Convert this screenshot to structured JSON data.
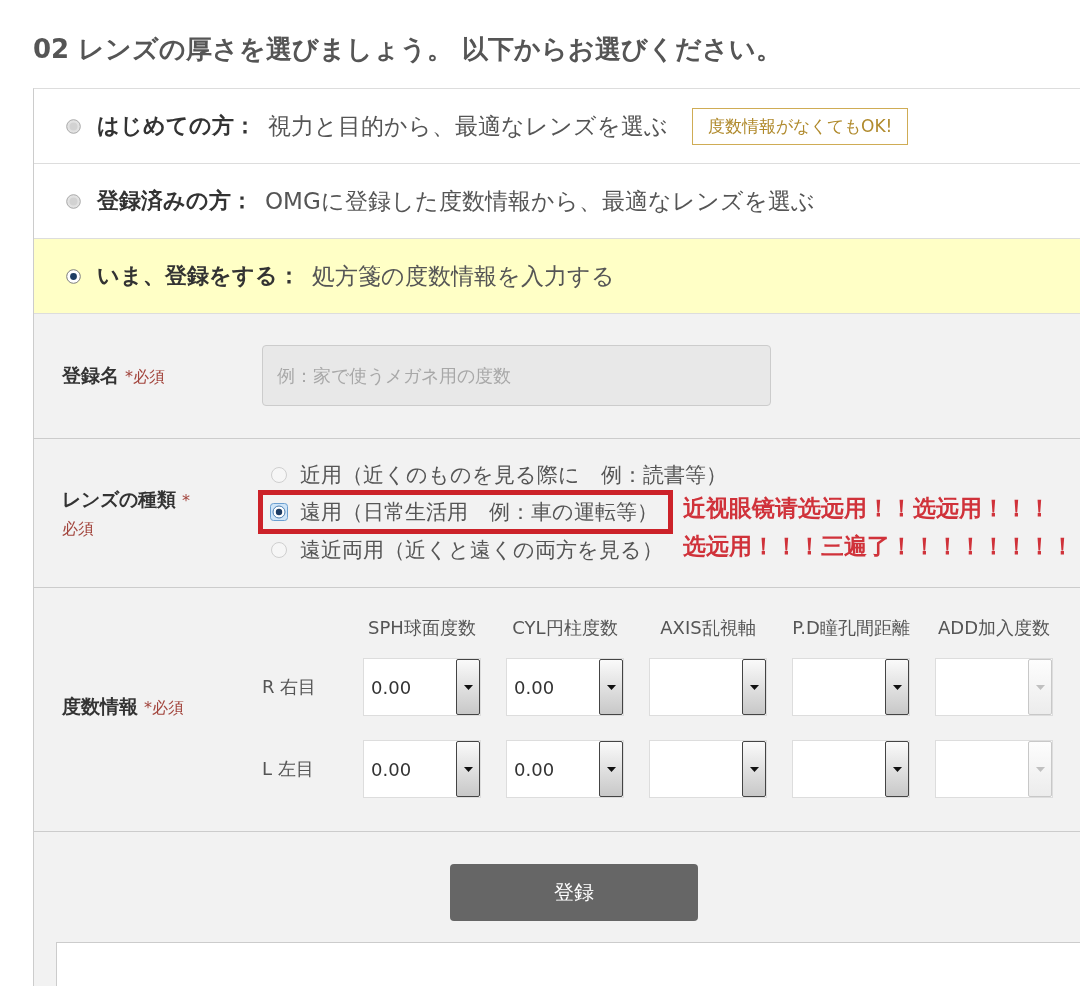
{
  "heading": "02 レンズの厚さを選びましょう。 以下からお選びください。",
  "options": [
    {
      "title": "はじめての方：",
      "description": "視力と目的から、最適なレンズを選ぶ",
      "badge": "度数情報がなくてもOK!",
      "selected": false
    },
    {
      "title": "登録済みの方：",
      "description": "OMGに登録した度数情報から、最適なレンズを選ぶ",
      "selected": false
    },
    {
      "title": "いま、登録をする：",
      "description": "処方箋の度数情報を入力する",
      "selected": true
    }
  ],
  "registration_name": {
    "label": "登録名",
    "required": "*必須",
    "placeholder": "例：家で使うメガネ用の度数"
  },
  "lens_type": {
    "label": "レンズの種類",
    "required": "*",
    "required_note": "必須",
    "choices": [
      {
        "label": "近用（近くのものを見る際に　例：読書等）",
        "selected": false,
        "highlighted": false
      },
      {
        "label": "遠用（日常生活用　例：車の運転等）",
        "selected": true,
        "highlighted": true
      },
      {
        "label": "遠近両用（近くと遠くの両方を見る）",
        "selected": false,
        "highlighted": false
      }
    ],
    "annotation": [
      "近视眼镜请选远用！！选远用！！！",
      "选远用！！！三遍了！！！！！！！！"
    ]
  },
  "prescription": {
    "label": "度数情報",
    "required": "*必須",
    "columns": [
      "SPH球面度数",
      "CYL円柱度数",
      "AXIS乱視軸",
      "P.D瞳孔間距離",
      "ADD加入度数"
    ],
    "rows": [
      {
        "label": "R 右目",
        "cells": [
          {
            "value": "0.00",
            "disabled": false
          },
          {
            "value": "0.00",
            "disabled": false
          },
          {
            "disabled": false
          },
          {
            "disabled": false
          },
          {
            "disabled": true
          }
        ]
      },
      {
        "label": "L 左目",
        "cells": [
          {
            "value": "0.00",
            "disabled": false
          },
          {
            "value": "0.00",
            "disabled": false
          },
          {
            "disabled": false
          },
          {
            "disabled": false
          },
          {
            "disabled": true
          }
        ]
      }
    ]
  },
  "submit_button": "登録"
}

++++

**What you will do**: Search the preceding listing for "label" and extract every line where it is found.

**Result for this exercise**:
    "label": "登録名",
    "label": "レンズの種類",
        "label": "近用（近くのものを見る際に　例：読書等）",
        "label": "遠用（日常生活用　例：車の運転等）",
        "label": "遠近両用（近くと遠くの両方を見る）",
    "label": "度数情報",
        "label": "R 右目",
        "label": "L 左目",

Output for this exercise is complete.